» **Brief**: Every record must reappear in the answer exactly as given.

※

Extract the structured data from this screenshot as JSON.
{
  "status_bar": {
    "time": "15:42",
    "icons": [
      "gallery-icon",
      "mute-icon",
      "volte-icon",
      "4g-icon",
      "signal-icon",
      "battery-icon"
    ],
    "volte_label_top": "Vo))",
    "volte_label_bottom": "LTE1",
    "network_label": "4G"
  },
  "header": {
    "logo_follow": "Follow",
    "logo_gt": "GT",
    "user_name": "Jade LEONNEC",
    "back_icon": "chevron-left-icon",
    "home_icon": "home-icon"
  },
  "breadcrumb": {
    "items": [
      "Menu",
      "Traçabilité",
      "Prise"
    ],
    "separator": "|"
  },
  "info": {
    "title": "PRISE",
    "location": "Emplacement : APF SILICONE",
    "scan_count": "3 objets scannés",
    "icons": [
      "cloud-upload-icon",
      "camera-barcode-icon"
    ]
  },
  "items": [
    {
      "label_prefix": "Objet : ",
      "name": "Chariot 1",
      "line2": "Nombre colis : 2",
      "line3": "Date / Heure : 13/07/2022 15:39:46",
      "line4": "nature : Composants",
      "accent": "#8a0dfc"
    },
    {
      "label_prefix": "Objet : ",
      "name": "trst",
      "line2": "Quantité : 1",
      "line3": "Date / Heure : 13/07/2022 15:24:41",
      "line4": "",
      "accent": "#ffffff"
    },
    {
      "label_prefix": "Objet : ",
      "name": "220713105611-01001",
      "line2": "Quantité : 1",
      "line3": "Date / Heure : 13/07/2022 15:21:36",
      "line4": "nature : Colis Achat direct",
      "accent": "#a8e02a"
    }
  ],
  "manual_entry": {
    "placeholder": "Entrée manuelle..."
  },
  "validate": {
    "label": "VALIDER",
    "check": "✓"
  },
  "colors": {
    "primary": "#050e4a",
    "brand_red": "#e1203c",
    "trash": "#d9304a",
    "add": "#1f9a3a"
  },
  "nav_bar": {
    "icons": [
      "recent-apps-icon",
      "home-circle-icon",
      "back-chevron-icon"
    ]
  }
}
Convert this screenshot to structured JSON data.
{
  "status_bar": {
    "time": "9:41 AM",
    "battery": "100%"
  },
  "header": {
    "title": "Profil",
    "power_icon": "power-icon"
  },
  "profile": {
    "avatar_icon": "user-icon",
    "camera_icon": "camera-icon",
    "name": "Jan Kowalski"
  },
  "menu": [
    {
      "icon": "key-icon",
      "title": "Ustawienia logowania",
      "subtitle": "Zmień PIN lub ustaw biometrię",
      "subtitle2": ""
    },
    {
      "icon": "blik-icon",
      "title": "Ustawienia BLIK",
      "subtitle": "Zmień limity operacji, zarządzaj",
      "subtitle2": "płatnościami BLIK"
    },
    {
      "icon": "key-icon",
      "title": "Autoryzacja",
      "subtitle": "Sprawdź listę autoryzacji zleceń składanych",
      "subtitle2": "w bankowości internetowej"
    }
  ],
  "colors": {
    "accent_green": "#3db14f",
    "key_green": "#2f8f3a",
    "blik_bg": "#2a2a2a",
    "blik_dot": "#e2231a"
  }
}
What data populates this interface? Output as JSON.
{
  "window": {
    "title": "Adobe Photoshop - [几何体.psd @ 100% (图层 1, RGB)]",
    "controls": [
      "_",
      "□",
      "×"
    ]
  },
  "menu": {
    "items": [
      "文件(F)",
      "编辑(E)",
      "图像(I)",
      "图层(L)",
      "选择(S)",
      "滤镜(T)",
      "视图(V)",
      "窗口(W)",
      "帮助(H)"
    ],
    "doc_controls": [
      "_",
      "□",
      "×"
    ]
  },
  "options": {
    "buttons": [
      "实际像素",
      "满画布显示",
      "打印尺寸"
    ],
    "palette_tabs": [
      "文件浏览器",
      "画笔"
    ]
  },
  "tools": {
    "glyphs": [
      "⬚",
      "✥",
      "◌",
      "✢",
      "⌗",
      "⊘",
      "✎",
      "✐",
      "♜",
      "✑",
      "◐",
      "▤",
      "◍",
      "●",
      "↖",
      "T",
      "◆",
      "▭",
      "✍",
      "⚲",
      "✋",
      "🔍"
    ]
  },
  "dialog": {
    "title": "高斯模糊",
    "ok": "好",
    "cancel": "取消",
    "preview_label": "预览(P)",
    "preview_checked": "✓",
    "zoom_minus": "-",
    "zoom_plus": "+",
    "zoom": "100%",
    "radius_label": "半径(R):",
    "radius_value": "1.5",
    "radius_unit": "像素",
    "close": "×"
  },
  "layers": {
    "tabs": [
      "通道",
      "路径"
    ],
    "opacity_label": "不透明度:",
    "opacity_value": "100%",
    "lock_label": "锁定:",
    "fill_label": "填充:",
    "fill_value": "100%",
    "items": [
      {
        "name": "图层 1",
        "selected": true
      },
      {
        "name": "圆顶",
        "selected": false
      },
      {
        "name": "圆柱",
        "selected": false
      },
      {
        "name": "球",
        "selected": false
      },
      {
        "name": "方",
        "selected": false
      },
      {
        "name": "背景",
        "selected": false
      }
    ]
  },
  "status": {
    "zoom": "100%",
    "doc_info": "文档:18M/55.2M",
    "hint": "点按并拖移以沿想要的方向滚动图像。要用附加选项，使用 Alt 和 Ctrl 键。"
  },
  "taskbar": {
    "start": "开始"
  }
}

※

» **Reply**:
Extract the structured data from this screenshot as JSON.
{
  "status_bar": {
    "time": "15:42",
    "icons": [
      "gallery-icon",
      "mute-icon",
      "volte-icon",
      "4g-icon",
      "signal-icon",
      "battery-icon"
    ],
    "volte_label_top": "Vo))",
    "volte_label_bottom": "LTE1",
    "network_label": "4G"
  },
  "header": {
    "logo_follow": "Follow",
    "logo_gt": "GT",
    "user_name": "Jade LEONNEC",
    "back_icon": "chevron-left-icon",
    "home_icon": "home-icon"
  },
  "breadcrumb": {
    "items": [
      "Menu",
      "Traçabilité",
      "Prise"
    ],
    "separator": "|"
  },
  "info": {
    "title": "PRISE",
    "location": "Emplacement : APF SILICONE",
    "scan_count": "3 objets scannés",
    "icons": [
      "cloud-upload-icon",
      "camera-barcode-icon"
    ]
  },
  "items": [
    {
      "label_prefix": "Objet : ",
      "name": "Chariot 1",
      "line2": "Nombre colis : 2",
      "line3": "Date / Heure : 13/07/2022 15:39:46",
      "line4": "nature : Composants",
      "accent": "#8a0dfc"
    },
    {
      "label_prefix": "Objet : ",
      "name": "trst",
      "line2": "Quantité : 1",
      "line3": "Date / Heure : 13/07/2022 15:24:41",
      "line4": "",
      "accent": "#ffffff"
    },
    {
      "label_prefix": "Objet : ",
      "name": "220713105611-01001",
      "line2": "Quantité : 1",
      "line3": "Date / Heure : 13/07/2022 15:21:36",
      "line4": "nature : Colis Achat direct",
      "accent": "#a8e02a"
    }
  ],
  "manual_entry": {
    "placeholder": "Entrée manuelle..."
  },
  "validate": {
    "label": "VALIDER",
    "check": "✓"
  },
  "colors": {
    "primary": "#050e4a",
    "brand_red": "#e1203c",
    "trash": "#d9304a",
    "add": "#1f9a3a"
  },
  "nav_bar": {
    "icons": [
      "recent-apps-icon",
      "home-circle-icon",
      "back-chevron-icon"
    ]
  }
}
Convert this screenshot to structured JSON data.
{
  "status_bar": {
    "time": "9:41 AM",
    "battery": "100%"
  },
  "header": {
    "title": "Profil",
    "power_icon": "power-icon"
  },
  "profile": {
    "avatar_icon": "user-icon",
    "camera_icon": "camera-icon",
    "name": "Jan Kowalski"
  },
  "menu": [
    {
      "icon": "key-icon",
      "title": "Ustawienia logowania",
      "subtitle": "Zmień PIN lub ustaw biometrię",
      "subtitle2": ""
    },
    {
      "icon": "blik-icon",
      "title": "Ustawienia BLIK",
      "subtitle": "Zmień limity operacji, zarządzaj",
      "subtitle2": "płatnościami BLIK"
    },
    {
      "icon": "key-icon",
      "title": "Autoryzacja",
      "subtitle": "Sprawdź listę autoryzacji zleceń składanych",
      "subtitle2": "w bankowości internetowej"
    }
  ],
  "colors": {
    "accent_green": "#3db14f",
    "key_green": "#2f8f3a",
    "blik_bg": "#2a2a2a",
    "blik_dot": "#e2231a"
  }
}
What data populates this interface? Output as JSON.
{
  "window": {
    "title": "Adobe Photoshop - [几何体.psd @ 100% (图层 1, RGB)]",
    "controls": [
      "_",
      "□",
      "×"
    ]
  },
  "menu": {
    "items": [
      "文件(F)",
      "编辑(E)",
      "图像(I)",
      "图层(L)",
      "选择(S)",
      "滤镜(T)",
      "视图(V)",
      "窗口(W)",
      "帮助(H)"
    ],
    "doc_controls": [
      "_",
      "□",
      "×"
    ]
  },
  "options": {
    "buttons": [
      "实际像素",
      "满画布显示",
      "打印尺寸"
    ],
    "palette_tabs": [
      "文件浏览器",
      "画笔"
    ]
  },
  "tools": {
    "glyphs": [
      "⬚",
      "✥",
      "◌",
      "✢",
      "⌗",
      "⊘",
      "✎",
      "✐",
      "♜",
      "✑",
      "◐",
      "▤",
      "◍",
      "●",
      "↖",
      "T",
      "◆",
      "▭",
      "✍",
      "⚲",
      "✋",
      "🔍"
    ]
  },
  "dialog": {
    "title": "高斯模糊",
    "ok": "好",
    "cancel": "取消",
    "preview_label": "预览(P)",
    "preview_checked": "✓",
    "zoom_minus": "-",
    "zoom_plus": "+",
    "zoom": "100%",
    "radius_label": "半径(R):",
    "radius_value": "1.5",
    "radius_unit": "像素",
    "close": "×"
  },
  "layers": {
    "tabs": [
      "通道",
      "路径"
    ],
    "opacity_label": "不透明度:",
    "opacity_value": "100%",
    "lock_label": "锁定:",
    "fill_label": "填充:",
    "fill_value": "100%",
    "items": [
      {
        "name": "图层 1",
        "selected": true
      },
      {
        "name": "圆顶",
        "selected": false
      },
      {
        "name": "圆柱",
        "selected": false
      },
      {
        "name": "球",
        "selected": false
      },
      {
        "name": "方",
        "selected": false
      },
      {
        "name": "背景",
        "selected": false
      }
    ]
  },
  "status": {
    "zoom": "100%",
    "doc_info": "文档:18M/55.2M",
    "hint": "点按并拖移以沿想要的方向滚动图像。要用附加选项，使用 Alt 和 Ctrl 键。"
  },
  "taskbar": {
    "start": "开始"
  }
}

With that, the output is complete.